■ **What you should do**
Scan the records for the string "image"; copy each line where it occurs.

■ **Collection entries**
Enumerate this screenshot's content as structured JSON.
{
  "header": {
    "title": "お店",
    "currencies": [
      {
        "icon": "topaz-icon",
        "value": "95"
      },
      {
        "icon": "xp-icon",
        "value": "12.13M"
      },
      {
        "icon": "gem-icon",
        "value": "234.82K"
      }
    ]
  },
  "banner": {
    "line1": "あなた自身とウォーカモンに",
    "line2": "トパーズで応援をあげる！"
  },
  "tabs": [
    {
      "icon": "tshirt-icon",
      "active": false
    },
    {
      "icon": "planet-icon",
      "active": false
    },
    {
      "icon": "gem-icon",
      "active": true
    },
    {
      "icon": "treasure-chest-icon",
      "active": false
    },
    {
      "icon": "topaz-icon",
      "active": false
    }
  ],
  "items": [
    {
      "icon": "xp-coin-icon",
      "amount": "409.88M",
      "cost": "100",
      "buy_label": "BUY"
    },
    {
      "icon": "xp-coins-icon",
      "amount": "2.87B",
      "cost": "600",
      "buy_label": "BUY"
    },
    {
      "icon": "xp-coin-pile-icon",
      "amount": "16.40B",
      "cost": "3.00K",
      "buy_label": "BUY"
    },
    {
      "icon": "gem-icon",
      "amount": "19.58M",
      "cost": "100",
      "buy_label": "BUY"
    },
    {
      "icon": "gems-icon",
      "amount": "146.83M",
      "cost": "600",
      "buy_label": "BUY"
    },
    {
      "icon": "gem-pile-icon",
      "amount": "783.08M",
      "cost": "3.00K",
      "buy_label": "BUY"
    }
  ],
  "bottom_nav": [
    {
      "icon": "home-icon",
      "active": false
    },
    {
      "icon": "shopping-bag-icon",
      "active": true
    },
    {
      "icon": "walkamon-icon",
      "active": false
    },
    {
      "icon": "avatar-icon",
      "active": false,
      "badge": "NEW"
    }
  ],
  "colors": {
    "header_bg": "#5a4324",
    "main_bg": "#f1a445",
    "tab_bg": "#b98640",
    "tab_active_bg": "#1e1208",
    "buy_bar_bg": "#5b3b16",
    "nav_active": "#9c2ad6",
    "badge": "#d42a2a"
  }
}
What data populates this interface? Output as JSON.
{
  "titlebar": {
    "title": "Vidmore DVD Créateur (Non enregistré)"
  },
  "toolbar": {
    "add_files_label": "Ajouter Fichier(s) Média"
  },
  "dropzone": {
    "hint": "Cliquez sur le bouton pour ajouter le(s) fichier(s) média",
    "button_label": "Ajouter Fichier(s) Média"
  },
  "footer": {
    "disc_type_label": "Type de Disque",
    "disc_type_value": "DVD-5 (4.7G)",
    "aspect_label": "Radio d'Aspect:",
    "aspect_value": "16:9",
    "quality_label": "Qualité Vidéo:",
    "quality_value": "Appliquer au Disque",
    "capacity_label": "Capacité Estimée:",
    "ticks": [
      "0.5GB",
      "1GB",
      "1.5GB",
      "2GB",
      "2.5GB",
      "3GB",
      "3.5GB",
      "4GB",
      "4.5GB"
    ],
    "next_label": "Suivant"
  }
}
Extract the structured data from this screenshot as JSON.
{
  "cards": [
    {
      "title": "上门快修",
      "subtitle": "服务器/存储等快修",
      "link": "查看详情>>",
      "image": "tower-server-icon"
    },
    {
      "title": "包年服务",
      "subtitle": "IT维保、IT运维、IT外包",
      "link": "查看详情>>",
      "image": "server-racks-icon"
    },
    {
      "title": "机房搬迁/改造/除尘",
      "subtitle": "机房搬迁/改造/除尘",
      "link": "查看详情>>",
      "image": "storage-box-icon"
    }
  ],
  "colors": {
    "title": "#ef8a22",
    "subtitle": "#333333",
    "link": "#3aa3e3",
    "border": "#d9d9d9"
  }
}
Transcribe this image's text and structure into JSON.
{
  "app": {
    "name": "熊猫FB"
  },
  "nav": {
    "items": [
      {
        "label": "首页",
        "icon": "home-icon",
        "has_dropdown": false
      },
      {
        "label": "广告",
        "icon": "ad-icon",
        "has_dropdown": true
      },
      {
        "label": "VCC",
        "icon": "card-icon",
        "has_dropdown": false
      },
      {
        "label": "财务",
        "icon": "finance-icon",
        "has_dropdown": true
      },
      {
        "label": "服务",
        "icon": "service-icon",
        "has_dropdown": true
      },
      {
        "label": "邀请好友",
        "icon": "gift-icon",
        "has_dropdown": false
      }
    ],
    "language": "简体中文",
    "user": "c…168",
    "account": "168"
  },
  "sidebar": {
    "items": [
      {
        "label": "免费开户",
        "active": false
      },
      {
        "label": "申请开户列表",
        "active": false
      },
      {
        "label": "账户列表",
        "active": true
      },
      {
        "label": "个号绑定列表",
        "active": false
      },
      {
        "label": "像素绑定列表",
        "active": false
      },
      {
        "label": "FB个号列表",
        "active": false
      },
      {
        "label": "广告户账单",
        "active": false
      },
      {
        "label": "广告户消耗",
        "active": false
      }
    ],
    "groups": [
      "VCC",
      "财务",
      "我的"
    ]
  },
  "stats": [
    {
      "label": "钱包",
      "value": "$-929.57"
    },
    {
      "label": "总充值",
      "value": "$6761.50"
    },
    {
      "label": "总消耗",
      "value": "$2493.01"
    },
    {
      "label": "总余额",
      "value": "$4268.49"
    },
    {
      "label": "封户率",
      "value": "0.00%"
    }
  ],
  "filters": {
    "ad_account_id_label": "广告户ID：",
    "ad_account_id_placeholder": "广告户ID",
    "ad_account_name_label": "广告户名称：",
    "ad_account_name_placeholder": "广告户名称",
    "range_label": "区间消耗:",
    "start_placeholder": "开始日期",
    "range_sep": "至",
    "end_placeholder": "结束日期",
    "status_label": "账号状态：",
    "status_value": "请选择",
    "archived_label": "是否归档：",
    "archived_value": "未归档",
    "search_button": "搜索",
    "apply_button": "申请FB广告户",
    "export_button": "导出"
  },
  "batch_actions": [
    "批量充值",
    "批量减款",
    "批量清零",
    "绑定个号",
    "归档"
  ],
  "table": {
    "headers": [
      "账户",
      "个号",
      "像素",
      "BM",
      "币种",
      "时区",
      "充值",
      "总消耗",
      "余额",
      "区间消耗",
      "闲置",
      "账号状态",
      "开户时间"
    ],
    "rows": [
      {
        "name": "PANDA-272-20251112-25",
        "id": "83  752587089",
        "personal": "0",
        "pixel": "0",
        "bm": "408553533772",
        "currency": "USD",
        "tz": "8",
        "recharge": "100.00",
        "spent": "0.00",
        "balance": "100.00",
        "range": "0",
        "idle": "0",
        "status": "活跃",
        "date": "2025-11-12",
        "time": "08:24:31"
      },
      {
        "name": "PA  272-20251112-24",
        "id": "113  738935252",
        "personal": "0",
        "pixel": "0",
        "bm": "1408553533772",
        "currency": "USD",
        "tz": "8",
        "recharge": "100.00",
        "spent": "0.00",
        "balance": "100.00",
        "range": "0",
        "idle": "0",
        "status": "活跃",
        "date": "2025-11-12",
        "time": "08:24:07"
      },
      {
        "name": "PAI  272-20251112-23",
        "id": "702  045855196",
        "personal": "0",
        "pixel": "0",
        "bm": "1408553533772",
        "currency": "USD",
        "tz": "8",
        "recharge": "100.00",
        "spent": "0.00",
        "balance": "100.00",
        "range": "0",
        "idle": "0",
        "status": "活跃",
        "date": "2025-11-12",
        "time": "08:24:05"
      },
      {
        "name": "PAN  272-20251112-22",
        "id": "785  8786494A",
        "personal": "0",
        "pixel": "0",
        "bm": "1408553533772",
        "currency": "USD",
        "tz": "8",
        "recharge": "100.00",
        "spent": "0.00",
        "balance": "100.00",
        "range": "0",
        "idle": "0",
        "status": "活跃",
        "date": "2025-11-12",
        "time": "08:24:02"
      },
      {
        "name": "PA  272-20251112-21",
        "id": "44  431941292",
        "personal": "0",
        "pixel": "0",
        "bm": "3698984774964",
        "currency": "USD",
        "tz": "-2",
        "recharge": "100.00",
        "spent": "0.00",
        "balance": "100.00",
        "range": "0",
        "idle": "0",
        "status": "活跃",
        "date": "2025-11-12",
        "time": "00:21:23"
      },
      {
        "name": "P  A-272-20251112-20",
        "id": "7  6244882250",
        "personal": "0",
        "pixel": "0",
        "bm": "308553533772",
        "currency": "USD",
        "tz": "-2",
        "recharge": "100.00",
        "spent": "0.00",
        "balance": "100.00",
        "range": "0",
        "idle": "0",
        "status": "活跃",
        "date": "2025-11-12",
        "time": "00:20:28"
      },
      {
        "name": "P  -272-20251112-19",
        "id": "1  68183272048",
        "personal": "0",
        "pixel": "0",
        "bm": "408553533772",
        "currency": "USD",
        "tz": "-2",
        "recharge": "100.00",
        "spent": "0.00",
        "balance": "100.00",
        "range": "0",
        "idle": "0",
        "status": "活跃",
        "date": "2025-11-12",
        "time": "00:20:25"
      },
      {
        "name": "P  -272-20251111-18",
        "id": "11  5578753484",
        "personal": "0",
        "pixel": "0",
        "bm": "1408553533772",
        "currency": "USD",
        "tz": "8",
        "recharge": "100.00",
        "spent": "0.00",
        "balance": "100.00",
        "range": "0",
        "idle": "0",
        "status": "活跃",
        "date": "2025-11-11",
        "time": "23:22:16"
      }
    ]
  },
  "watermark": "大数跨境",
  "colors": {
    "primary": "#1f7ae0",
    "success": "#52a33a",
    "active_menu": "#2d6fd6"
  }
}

■ **Solution for this exercise**
      "image": "tower-server-icon"
      "image": "server-racks-icon"
      "image": "storage-box-icon"
Transcribe this image's text and structure into JSON.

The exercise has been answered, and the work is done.